While the L.A. Times was busy firing an editor this week for having an affair with Brian Glaser’s publicist and then hiring him as a guest editor, much more momentous things were happening in the newspaper business.
Billionaire investor Sam Zell was reportedly bidding $33 a share for the Times’ troubled parent Tribune Co.;while newspaper analyst John Morton and media economist Miles Groves were shutting down the 31-year-old Morton-Groves Newspaper Newsletter, the newspaper business bible.
"I’m getting tired of producing painful forecasts,” Groves told Forbes. "Recently, as down as they get to be, they never seem to be down enough.”
Well, that’s because Groves is looking through the wrong end of the binoculars. Yes, most newspapers will die. But news and journalists will not die. They will migrate to the web.
If you don’t believe me, precisely what are you doing at this moment? OK, my blog isn’t exactly news, but you see my point.
Just because newsprint dies doesn’t mean news dies, any more than NBC and Fox’s programs die when they migrate to the web (see NBC and Fox’s Online Deal: If You Focus on Google, You’re Missing the Point and What NBC and TV Learned from Music’s Mistakes).

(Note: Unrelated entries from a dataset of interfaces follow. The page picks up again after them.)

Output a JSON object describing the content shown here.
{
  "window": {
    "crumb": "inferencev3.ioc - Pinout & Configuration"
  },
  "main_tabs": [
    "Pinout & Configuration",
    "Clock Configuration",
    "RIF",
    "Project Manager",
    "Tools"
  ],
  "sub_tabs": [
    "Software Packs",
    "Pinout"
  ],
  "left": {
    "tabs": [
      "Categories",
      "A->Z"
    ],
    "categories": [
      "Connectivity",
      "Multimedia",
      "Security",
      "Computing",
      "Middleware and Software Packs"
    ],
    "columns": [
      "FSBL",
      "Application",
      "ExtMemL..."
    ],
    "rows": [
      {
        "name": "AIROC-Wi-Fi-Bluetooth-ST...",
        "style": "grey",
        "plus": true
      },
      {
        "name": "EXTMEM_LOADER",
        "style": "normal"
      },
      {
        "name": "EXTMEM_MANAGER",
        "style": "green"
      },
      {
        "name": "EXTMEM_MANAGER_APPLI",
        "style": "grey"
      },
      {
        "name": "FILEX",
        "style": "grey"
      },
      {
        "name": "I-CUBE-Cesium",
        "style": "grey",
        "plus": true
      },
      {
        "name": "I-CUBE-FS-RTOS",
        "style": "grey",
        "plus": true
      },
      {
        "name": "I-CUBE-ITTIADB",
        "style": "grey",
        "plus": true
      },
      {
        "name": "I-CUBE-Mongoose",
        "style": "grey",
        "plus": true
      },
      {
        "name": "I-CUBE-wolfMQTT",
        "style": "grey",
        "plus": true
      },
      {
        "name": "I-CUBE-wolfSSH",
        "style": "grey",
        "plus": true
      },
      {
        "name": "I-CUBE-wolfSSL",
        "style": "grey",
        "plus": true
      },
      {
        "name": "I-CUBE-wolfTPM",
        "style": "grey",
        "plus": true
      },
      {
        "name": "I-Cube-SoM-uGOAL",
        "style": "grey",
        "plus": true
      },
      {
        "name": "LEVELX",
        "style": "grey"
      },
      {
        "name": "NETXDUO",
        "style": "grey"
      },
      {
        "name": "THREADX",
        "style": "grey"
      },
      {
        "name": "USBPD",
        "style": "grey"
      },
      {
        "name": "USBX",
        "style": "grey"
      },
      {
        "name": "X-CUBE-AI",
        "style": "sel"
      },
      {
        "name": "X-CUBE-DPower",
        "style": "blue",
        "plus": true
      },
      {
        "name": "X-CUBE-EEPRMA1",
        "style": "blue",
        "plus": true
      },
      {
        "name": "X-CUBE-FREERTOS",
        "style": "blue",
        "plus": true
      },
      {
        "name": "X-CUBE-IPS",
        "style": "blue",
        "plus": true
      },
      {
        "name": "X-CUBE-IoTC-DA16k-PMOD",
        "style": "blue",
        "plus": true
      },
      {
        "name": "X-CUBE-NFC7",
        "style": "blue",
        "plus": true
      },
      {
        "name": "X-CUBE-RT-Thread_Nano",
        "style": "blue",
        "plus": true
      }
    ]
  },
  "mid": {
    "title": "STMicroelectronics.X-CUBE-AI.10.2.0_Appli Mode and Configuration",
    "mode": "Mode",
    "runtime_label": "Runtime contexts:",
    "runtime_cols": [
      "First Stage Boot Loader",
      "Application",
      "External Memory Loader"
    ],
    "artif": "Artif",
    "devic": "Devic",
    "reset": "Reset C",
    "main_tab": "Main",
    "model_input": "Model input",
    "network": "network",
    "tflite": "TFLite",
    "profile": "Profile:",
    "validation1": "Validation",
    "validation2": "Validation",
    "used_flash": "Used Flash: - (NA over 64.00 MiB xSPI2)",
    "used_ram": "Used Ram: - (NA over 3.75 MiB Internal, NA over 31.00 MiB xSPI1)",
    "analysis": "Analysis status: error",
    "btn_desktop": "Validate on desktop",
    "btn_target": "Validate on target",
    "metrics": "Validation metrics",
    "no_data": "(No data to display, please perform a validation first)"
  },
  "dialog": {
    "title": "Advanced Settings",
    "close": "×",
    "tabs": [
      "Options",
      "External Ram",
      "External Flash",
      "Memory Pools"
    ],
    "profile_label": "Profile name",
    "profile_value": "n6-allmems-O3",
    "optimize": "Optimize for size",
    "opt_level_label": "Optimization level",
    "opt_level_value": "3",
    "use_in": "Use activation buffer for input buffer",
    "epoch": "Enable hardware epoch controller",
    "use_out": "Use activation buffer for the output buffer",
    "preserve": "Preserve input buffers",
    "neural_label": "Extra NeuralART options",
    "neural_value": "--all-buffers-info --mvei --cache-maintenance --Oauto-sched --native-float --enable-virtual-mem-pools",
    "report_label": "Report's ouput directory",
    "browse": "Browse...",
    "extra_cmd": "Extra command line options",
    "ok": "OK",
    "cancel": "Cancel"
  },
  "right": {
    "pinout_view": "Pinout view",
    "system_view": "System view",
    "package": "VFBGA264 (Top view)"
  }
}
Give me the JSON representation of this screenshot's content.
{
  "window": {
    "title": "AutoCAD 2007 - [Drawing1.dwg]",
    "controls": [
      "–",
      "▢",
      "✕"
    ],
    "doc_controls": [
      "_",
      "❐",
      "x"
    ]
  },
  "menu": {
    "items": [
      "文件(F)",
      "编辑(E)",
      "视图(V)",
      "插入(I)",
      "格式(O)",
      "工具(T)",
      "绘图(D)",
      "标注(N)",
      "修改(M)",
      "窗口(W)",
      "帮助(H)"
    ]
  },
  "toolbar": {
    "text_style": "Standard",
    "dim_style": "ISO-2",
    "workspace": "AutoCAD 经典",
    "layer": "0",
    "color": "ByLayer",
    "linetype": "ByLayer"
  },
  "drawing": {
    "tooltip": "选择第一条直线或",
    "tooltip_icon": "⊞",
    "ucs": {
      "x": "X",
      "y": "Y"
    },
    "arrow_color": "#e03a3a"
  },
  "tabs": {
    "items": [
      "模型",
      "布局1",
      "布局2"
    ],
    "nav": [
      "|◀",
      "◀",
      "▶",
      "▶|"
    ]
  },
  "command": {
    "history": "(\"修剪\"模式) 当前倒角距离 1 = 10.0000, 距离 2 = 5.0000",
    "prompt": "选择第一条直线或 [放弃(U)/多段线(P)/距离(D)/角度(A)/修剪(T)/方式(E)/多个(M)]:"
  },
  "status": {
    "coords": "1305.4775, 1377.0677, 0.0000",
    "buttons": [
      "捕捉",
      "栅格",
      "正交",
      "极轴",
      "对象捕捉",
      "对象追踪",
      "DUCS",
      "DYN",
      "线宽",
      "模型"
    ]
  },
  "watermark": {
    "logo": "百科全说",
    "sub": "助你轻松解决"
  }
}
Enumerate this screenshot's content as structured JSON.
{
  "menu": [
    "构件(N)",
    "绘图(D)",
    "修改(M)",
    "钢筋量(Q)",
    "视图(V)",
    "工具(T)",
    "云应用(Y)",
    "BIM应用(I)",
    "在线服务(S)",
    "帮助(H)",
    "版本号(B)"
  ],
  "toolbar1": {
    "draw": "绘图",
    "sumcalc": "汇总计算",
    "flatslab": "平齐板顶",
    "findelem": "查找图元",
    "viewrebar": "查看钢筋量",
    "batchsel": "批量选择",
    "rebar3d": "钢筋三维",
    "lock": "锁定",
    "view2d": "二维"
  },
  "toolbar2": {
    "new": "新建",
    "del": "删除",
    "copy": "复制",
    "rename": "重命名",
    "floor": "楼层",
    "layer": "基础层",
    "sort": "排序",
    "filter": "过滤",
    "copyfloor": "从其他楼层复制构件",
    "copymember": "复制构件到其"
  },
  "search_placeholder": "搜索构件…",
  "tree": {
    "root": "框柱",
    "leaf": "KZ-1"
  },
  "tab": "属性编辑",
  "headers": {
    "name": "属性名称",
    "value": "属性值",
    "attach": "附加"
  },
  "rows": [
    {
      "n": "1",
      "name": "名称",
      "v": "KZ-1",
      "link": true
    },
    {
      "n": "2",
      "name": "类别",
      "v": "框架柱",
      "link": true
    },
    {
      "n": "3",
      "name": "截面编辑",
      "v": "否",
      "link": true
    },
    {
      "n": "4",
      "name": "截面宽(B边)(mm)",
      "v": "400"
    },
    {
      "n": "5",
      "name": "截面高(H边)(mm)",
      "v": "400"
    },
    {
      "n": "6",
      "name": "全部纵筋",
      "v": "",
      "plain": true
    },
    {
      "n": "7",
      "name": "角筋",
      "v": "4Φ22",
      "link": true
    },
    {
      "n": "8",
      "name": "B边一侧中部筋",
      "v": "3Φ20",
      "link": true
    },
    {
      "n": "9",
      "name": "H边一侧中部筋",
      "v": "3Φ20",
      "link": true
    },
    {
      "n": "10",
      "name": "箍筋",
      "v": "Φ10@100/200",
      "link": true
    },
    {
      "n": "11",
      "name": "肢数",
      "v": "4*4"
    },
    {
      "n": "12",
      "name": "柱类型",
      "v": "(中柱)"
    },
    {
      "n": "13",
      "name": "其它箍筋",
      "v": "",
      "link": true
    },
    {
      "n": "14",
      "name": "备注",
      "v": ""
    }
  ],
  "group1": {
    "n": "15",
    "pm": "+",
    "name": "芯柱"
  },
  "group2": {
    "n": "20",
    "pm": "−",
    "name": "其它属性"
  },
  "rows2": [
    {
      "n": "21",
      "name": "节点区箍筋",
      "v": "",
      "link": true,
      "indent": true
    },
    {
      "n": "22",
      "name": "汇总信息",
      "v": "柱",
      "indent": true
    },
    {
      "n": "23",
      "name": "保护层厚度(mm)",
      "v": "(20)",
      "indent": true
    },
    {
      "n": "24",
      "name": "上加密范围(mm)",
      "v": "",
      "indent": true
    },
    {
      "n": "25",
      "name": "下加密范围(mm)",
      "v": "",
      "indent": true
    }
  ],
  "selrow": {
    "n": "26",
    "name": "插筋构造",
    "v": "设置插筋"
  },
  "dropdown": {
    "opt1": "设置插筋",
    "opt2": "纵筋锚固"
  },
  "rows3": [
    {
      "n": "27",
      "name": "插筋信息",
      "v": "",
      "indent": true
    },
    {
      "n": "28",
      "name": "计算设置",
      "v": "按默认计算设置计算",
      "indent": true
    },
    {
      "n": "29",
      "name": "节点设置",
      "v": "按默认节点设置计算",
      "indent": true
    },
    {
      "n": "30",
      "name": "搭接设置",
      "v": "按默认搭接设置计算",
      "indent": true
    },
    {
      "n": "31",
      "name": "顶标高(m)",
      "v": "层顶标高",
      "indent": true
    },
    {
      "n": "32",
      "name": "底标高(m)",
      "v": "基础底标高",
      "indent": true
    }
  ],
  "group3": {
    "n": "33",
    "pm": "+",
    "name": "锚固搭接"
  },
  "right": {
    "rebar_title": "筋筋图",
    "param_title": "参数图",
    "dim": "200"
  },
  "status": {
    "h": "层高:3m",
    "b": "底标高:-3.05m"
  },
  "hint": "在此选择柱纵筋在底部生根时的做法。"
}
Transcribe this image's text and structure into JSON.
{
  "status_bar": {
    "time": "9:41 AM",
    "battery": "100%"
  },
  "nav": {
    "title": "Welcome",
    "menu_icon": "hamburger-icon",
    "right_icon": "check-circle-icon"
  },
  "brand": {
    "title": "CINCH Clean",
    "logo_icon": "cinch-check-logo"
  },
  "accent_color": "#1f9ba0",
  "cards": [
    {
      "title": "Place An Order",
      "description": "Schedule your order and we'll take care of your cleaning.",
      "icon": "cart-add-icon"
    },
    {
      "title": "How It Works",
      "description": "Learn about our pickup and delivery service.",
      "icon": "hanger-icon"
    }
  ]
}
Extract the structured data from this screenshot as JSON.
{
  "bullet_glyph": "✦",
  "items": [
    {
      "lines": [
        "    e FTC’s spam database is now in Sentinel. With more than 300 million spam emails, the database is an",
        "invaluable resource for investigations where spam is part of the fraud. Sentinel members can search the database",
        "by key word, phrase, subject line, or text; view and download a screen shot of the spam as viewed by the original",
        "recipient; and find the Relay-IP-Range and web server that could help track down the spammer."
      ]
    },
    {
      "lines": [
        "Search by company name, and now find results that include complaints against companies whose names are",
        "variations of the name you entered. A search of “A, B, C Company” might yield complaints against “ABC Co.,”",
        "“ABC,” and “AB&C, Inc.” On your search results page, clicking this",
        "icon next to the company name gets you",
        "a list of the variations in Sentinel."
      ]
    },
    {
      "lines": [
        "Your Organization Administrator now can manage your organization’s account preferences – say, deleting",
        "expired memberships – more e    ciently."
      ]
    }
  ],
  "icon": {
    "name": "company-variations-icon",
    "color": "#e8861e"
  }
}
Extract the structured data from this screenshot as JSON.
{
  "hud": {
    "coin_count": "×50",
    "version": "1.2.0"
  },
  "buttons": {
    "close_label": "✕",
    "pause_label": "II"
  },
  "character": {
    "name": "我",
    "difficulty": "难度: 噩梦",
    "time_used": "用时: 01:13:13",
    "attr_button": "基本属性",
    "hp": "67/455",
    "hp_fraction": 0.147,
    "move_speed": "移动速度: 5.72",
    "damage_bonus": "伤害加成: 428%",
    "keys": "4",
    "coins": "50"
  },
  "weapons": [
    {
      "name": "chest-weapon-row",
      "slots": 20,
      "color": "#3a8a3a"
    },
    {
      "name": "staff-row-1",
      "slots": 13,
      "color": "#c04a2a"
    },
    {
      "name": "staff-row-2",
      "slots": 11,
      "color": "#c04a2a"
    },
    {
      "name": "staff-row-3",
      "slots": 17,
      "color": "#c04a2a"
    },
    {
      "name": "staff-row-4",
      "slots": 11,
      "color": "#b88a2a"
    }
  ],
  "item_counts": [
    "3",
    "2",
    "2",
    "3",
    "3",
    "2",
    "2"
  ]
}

The problem with the newspaper business is not declining sales. That’s just a symptom of the industry’s stubborn resistance to embrace the flight of readers to the web. Advertising, want ads, event calendars, auto buying — it’s all there, guys, and people are monetizing it. Why aren’t you?